Exercise goal ▸ In the data below, which lines hold the word "icon"? Copy them.

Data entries
-.-.-

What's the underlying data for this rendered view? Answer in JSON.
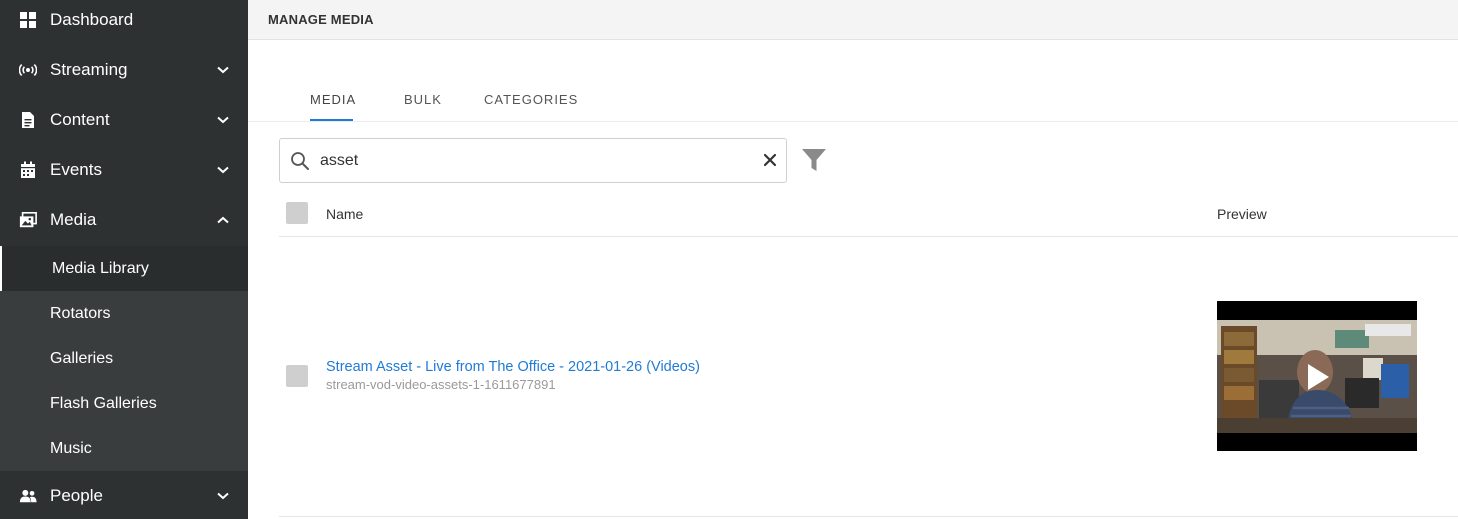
{
  "sidebar": {
    "items": [
      {
        "label": "Dashboard",
        "icon": "grid-icon"
      },
      {
        "label": "Streaming",
        "icon": "broadcast-icon"
      },
      {
        "label": "Content",
        "icon": "document-icon"
      },
      {
        "label": "Events",
        "icon": "calendar-icon"
      },
      {
        "label": "Media",
        "icon": "images-icon"
      },
      {
        "label": "People",
        "icon": "users-icon"
      }
    ],
    "media_submenu": [
      {
        "label": "Media Library"
      },
      {
        "label": "Rotators"
      },
      {
        "label": "Galleries"
      },
      {
        "label": "Flash Galleries"
      },
      {
        "label": "Music"
      }
    ]
  },
  "header": {
    "title": "MANAGE MEDIA"
  },
  "tabs": [
    {
      "label": "MEDIA"
    },
    {
      "label": "BULK"
    },
    {
      "label": "CATEGORIES"
    }
  ],
  "search": {
    "value": "asset"
  },
  "table": {
    "headers": {
      "name": "Name",
      "preview": "Preview"
    },
    "rows": [
      {
        "title": "Stream Asset - Live from The Office - 2021-01-26 (Videos)",
        "subtitle": "stream-vod-video-assets-1-1611677891"
      }
    ]
  },
  "colors": {
    "sidebar_bg": "#2e3131",
    "submenu_bg": "#3a3d3d",
    "accent": "#1f7bd6"
  }
}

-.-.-

Output below ▸
        "icon": "grid-icon"
        "icon": "broadcast-icon"
        "icon": "document-icon"
        "icon": "calendar-icon"
        "icon": "images-icon"
        "icon": "users-icon"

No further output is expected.